ACTIVITY —
Below are the records; count how many of their lines carry "type" and give only the number.
ENTRIES SHOWN START
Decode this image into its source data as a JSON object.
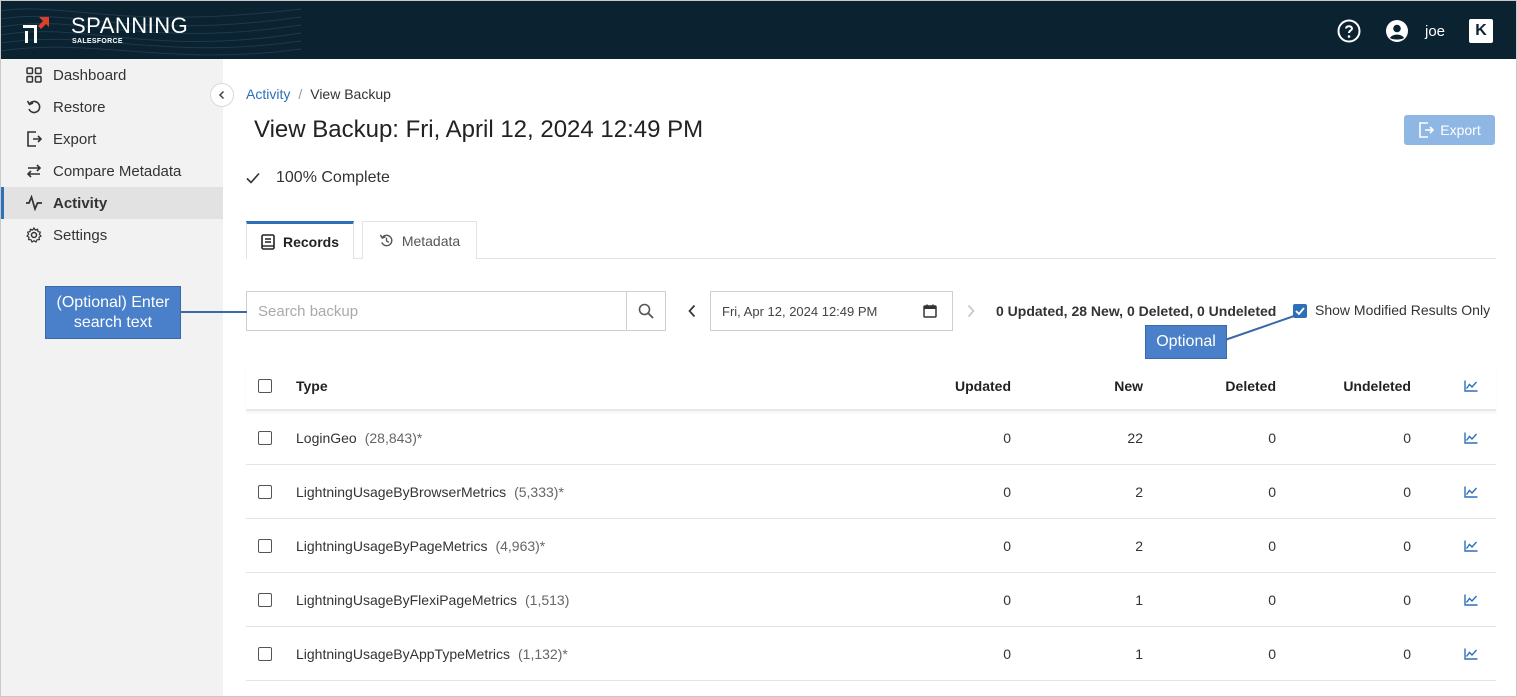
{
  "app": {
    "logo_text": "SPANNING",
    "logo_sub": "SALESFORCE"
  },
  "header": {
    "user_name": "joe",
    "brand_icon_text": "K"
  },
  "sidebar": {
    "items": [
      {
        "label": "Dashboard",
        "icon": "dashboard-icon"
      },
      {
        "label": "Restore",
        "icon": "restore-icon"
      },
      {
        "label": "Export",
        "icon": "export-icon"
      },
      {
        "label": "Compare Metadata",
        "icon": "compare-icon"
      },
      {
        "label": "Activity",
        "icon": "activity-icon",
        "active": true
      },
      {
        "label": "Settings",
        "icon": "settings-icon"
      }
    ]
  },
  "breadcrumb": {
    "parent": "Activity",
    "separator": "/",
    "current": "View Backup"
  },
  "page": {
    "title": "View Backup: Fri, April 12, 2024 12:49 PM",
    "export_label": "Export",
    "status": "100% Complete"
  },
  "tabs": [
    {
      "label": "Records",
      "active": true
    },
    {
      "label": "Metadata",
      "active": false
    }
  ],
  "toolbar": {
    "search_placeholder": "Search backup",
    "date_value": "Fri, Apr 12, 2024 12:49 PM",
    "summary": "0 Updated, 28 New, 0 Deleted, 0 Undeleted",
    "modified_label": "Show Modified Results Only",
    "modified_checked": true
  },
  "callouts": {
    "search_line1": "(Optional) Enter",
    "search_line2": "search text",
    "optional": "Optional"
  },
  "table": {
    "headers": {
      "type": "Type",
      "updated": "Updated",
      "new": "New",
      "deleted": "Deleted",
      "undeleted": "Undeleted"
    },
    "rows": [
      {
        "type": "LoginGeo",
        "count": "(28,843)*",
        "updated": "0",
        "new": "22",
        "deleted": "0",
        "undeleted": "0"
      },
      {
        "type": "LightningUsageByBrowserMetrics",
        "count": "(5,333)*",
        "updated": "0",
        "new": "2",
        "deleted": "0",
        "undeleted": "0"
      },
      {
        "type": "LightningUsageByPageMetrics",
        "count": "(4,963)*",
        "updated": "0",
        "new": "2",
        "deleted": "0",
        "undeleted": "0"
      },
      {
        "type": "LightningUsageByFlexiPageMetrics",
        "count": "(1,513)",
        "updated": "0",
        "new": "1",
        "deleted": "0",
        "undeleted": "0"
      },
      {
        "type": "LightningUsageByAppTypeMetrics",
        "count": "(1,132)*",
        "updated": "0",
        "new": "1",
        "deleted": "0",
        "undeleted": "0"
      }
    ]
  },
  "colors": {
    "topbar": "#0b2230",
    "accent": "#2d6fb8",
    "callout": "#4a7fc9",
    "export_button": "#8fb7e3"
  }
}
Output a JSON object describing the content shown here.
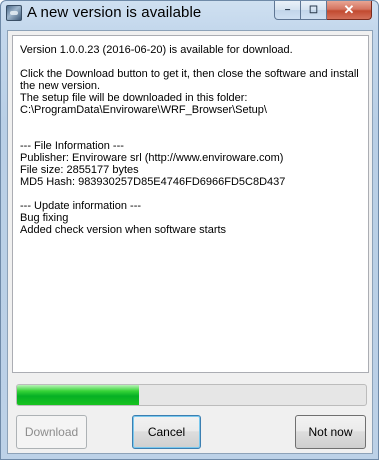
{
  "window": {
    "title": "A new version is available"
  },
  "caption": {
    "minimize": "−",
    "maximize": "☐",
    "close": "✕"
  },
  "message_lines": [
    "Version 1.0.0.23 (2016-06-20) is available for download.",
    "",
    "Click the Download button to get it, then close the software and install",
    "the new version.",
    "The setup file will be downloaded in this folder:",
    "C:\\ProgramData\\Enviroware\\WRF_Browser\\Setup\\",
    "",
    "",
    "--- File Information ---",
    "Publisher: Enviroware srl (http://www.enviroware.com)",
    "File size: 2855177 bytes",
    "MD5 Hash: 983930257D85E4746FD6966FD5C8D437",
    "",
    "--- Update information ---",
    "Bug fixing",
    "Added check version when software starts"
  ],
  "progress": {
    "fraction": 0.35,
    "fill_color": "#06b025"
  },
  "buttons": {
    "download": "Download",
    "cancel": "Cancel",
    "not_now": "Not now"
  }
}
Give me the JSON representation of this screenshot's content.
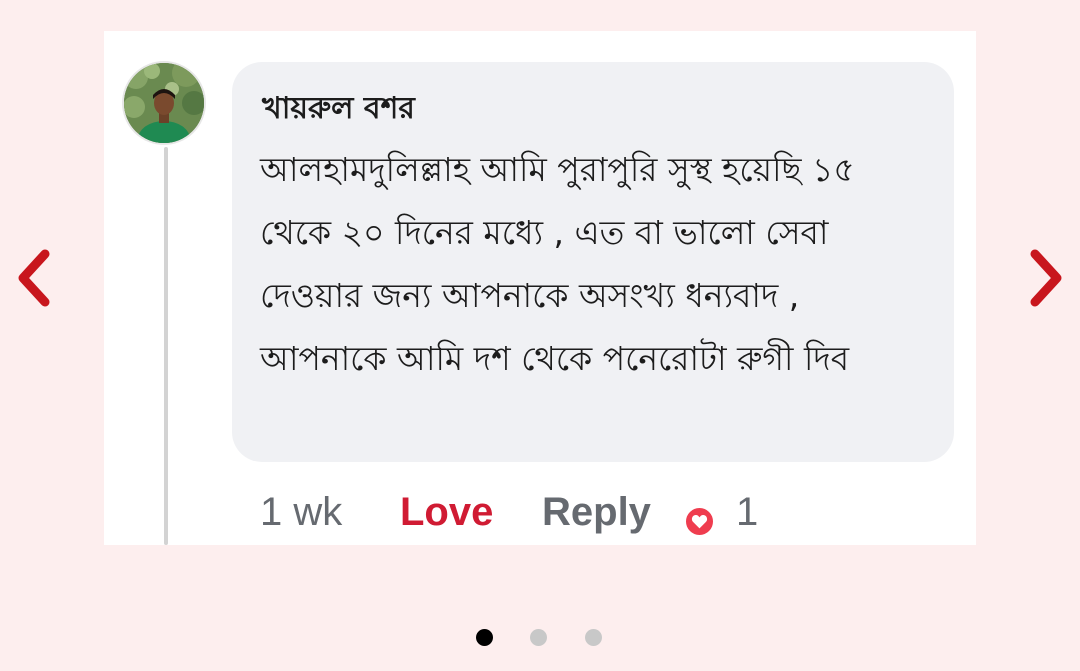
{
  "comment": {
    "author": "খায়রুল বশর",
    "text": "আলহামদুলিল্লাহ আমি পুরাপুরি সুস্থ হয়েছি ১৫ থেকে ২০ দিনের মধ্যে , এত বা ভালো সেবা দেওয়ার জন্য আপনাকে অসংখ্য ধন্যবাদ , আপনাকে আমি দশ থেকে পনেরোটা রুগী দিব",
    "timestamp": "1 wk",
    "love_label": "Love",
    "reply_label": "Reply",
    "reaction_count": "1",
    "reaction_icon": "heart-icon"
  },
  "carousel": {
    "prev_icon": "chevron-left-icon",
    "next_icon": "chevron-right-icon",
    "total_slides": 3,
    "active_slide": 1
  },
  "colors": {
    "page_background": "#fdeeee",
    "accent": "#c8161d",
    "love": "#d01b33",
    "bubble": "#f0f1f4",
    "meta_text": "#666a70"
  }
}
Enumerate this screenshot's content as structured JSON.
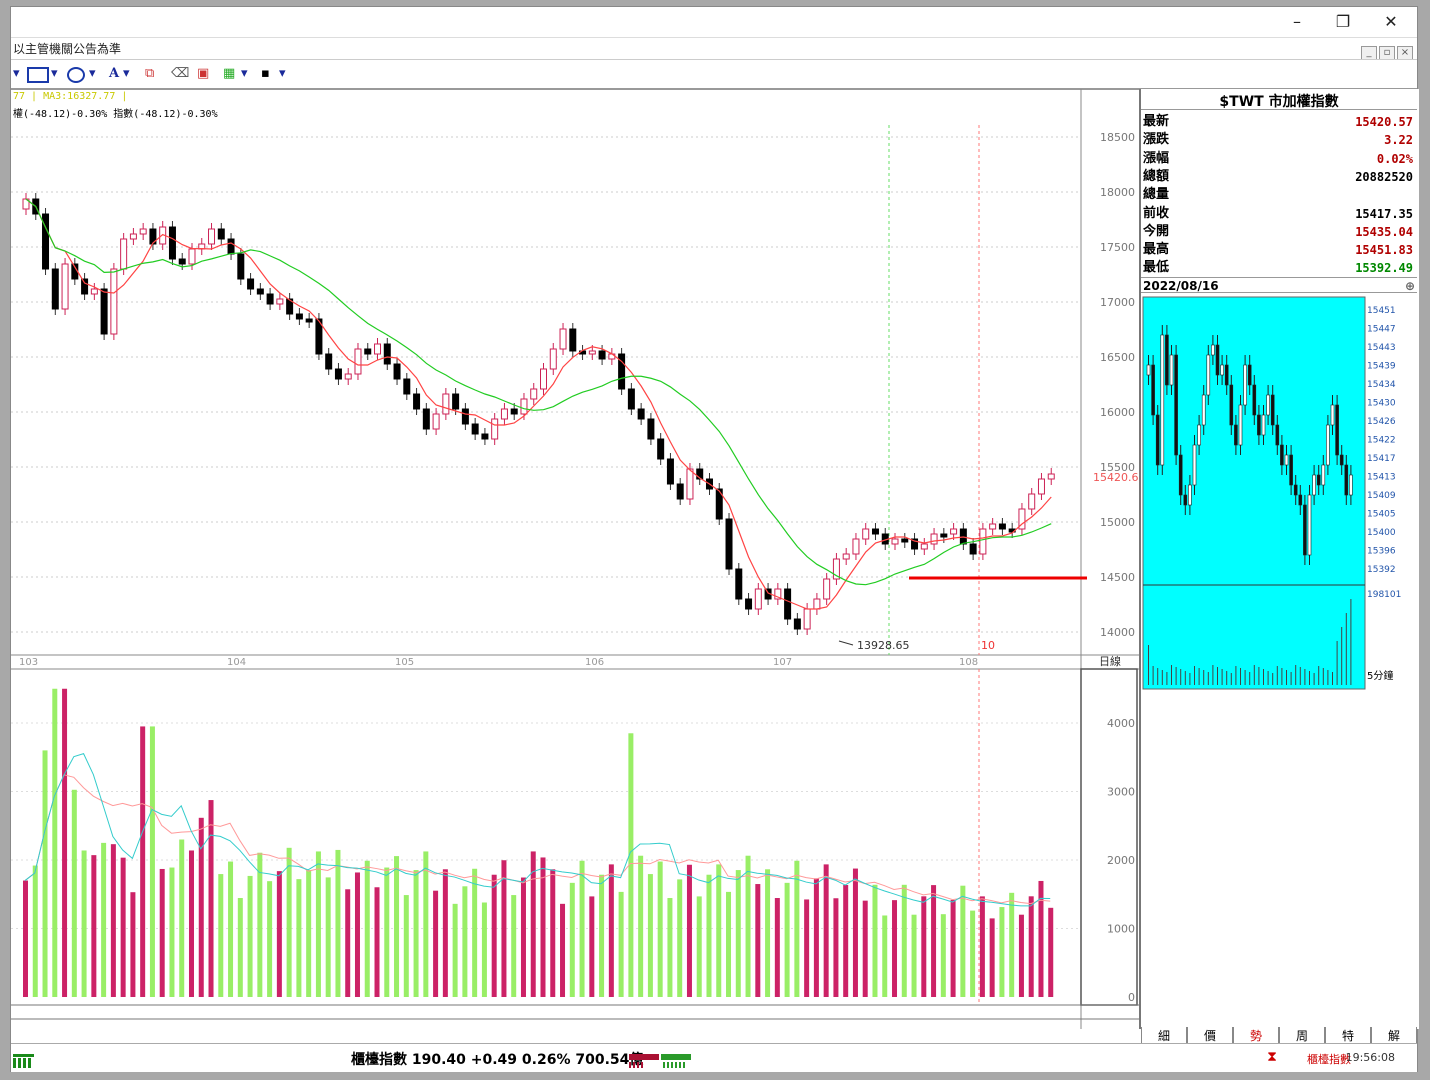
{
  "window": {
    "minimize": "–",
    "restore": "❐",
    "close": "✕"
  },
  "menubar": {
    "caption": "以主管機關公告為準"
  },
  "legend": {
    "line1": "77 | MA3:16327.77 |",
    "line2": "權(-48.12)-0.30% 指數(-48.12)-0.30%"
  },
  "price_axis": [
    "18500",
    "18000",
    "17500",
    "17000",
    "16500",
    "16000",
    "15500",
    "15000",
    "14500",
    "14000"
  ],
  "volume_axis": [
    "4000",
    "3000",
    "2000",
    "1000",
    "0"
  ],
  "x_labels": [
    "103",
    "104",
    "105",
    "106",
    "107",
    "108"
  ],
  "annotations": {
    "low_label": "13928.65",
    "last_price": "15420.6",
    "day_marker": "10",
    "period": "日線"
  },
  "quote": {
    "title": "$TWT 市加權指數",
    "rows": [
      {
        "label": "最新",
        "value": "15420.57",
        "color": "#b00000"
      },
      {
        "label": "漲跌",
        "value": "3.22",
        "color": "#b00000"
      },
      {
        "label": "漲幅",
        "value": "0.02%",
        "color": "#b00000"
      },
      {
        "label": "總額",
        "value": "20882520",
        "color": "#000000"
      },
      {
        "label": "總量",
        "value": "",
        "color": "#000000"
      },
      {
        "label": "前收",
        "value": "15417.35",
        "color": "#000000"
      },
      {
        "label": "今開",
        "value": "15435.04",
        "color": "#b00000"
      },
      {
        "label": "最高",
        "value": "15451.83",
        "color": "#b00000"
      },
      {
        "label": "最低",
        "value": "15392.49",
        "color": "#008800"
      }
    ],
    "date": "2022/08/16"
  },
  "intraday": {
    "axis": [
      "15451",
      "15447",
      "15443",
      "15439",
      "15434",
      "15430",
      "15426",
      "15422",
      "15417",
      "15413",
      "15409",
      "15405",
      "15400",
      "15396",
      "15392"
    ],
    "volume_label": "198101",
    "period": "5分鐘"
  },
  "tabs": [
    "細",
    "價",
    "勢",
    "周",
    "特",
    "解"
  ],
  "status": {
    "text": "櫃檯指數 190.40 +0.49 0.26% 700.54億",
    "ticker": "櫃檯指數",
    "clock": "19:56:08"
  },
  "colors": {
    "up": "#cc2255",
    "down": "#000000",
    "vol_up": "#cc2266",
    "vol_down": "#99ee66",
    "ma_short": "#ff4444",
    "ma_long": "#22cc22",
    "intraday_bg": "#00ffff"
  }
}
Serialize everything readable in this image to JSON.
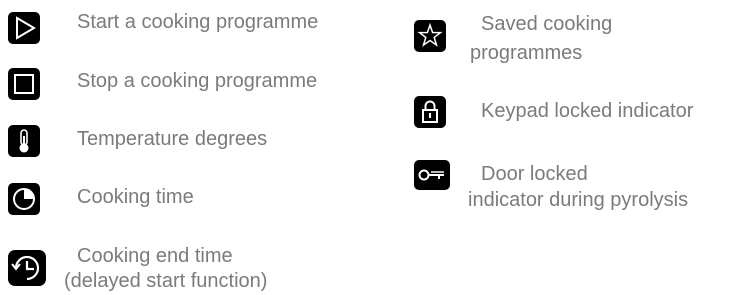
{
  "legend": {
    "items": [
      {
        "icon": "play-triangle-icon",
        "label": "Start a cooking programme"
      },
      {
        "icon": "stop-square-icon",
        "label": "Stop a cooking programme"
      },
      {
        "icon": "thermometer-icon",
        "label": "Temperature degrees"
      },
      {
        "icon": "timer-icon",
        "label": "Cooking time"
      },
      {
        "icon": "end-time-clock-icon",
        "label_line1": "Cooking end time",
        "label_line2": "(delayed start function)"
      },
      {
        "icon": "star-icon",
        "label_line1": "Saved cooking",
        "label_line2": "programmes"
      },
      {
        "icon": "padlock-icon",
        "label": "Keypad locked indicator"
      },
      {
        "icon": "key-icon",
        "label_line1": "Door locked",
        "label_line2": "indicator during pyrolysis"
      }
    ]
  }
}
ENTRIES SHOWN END
FINISHED TASK —
6